Ways Technology Has Changed Business Administration
Brought to you by the Villanova School of Business
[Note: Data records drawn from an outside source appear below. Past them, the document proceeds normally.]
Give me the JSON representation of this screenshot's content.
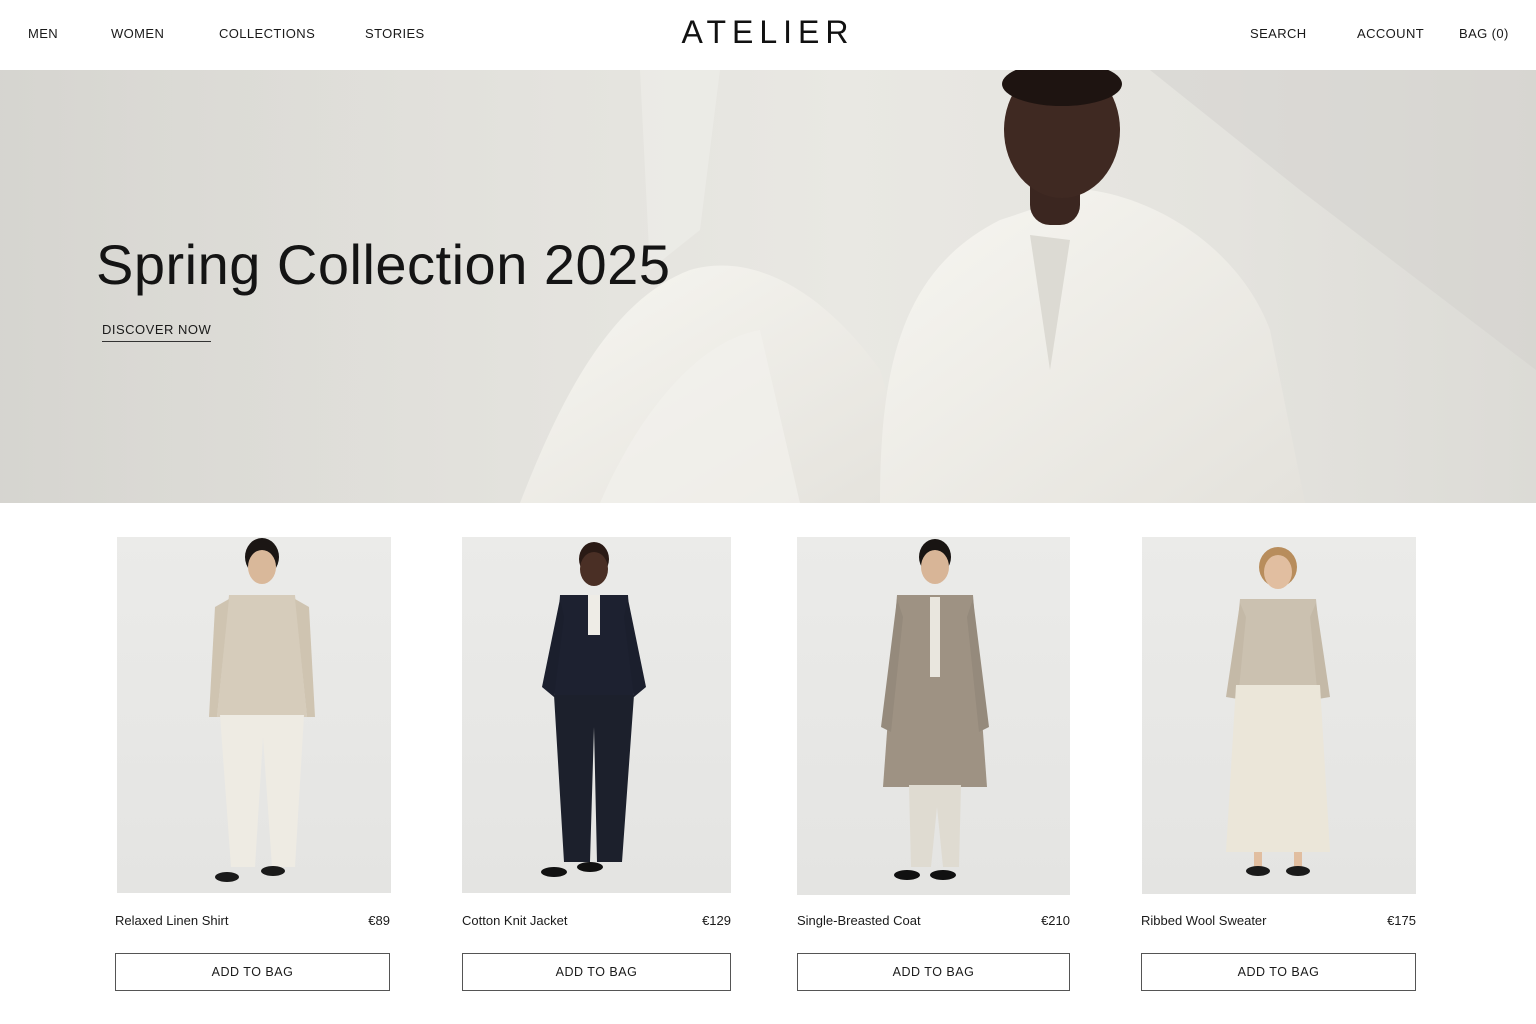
{
  "header": {
    "nav_left": [
      "MEN",
      "WOMEN",
      "COLLECTIONS",
      "STORIES"
    ],
    "logo": "ATELIER",
    "search_label": "SEARCH",
    "account_label": "ACCOUNT",
    "bag_label": "BAG (0)"
  },
  "hero": {
    "title": "Spring Collection 2025",
    "cta_label": "DISCOVER NOW"
  },
  "products": [
    {
      "name": "Relaxed Linen Shirt",
      "price": "€89",
      "button": "ADD TO BAG"
    },
    {
      "name": "Cotton Knit Jacket",
      "price": "€129",
      "button": "ADD TO BAG"
    },
    {
      "name": "Single-Breasted Coat",
      "price": "€210",
      "button": "ADD TO BAG"
    },
    {
      "name": "Ribbed Wool Sweater",
      "price": "€175",
      "button": "ADD TO BAG"
    }
  ],
  "colors": {
    "text": "#111111",
    "background": "#ffffff",
    "hero_background": "#e2e1dc",
    "button_border": "#555555"
  }
}
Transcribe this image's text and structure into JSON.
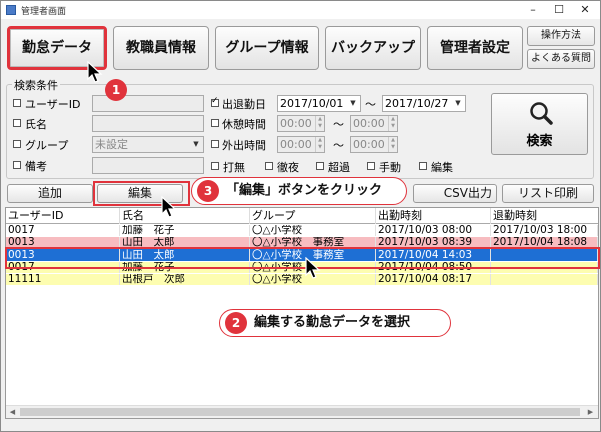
{
  "window": {
    "title": "管理者画面",
    "minimize": "–",
    "maximize": "☐",
    "close": "✕"
  },
  "nav": {
    "attendance": "勤怠データ",
    "staff": "教職員情報",
    "group": "グループ情報",
    "backup": "バックアップ",
    "admin": "管理者設定",
    "manual": "操作方法",
    "faq": "よくある質問"
  },
  "search": {
    "legend": "検索条件",
    "user_id_label": "ユーザーID",
    "name_label": "氏名",
    "group_label": "グループ",
    "group_value": "未設定",
    "note_label": "備考",
    "attend_date_label": "出退勤日",
    "attend_from": "2017/10/01",
    "attend_to": "2017/10/27",
    "range_sep": "～",
    "rest_label": "休憩時間",
    "out_label": "外出時間",
    "time_placeholder": "00:00",
    "flag_dakumu": "打無",
    "flag_tetsuya": "徹夜",
    "flag_choka": "超過",
    "flag_shudo": "手動",
    "flag_henshu": "編集",
    "search_button": "検索"
  },
  "actions": {
    "add": "追加",
    "edit": "編集",
    "csv": "CSV出力",
    "print": "リスト印刷"
  },
  "grid": {
    "headers": [
      "ユーザーID",
      "氏名",
      "グループ",
      "出勤時刻",
      "退勤時刻"
    ],
    "rows": [
      {
        "id": "0017",
        "name": "加藤　花子",
        "group": "〇△小学校",
        "in": "2017/10/03 08:00",
        "out": "2017/10/03 18:00",
        "style": "normal"
      },
      {
        "id": "0013",
        "name": "山田　太郎",
        "group": "〇△小学校　事務室",
        "in": "2017/10/03 08:39",
        "out": "2017/10/04 18:08",
        "style": "pink"
      },
      {
        "id": "0013",
        "name": "山田　太郎",
        "group": "〇△小学校　事務室",
        "in": "2017/10/04 14:03",
        "out": "",
        "style": "selected"
      },
      {
        "id": "0017",
        "name": "加藤　花子",
        "group": "〇△小学校",
        "in": "2017/10/04 08:50",
        "out": "",
        "style": "yellow"
      },
      {
        "id": "11111",
        "name": "出根戸　次郎",
        "group": "〇△小学校",
        "in": "2017/10/04 08:17",
        "out": "",
        "style": "yellow"
      }
    ]
  },
  "annotations": {
    "step1_badge": "1",
    "step2_badge": "2",
    "step2_text": "編集する勤怠データを選択",
    "step3_badge": "3",
    "step3_text": "「編集」ボタンをクリック"
  },
  "colors": {
    "accent_red": "#e0333c",
    "row_pink": "#f7bcc0",
    "row_selected": "#1e6fd4",
    "row_yellow": "#fdfdb0"
  }
}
Image via https://upload.wikimedia.org/wikipedia/commons/f/f0/DARPA_Big_Data.jpg When asked to name a big data company, most people would think of an Internet giant like Amazon, Facebook or PayPal first, but big data is quickly becoming a significant focus of many more traditional businesses as well. More of our personal data and spending habits are being collected as we browse online or shop in-store, and it is being used to personalize our shopping experiences — whether through targeted advertising, product recommendations or price fluctuations. In addition, businesses are collecting more operational data to help optimize processes and run more efficiently. Here are some real-world examples of how technology and big data have changed business administration. American Express — Rather than rely on archival data to report on past behavior, American Express started extracting indicators that could help foresee customer loyalty, developed sophisticated predictive models to analyze transaction histories and forecasted potential account closures. The results of this analysis have led to more targeted loyalty efforts. Fast Food — Gartner, the IT research and analysis company, worked with a fast food client to equip cameras and digital menus in drive-through lines with artificial intelligence. If the camera saw that the line was long, digital menus would automatically update to show items with a faster prep time. If the camera saw that the line was short, then the digital menus would automatically update to show items with higher price margins. This helps to create efficiency, keep customers happy and boost profits. General Electric — The company is adding sensors in gas turbines, jet engines, MRIs and anything it calls “things that spin.” These sensors extract real-time data to proactively report on when the machines will need service — in fact, the sensors from one gas turbine alone produce more data per day than Twitter does in an entire week. This is especially important because GE earns half of its income from servicing its products. According to a 2014 article in the Harvard Business Review, these “digitally enabled, outcomes-based approaches helped GE generate more than $800 million in incremental income in 2013.” The article noted that the company expected that number to reach at least $1 billion in both 2014 and 2015. Macy’s — The retailer adjusts pricing for its 73 million products in almost real-time based on factors like customer demand and current inventory. Technology from SAS Institute helps Macy’s to maximize profits and avoid supply problems. Tesco — The supermarket chain collected 70 million data points from its refrigeration systems and analyzed them to monitor performance, predict when the systems might need to be serviced and do more proactive maintenance to trim energy costs. Wal-Mart — Wal-Mart reported positive results after utilizing semantic data to improve its website search results through text analysis, machine learning and synonym mining. The multi-billion dollar company utilizes “semantic search technology to anticipate the intent of a shopper’s search,” a process that has led to a 10-15% increase in the number of shoppers actually completing a purchase. This is a significant increase, and it has occurred in the span of just a few months. As big data continues to evolve and businesses become more sophisticated in its use, the Villanova School of Business is developing the data experts of tomorrow through its Master of Science in Analytics program. The program aims to equip students with the technical skills needed to collect and analyze data, as well as the business skills to translate it into the intelligence that can give businesses a competitive advantage.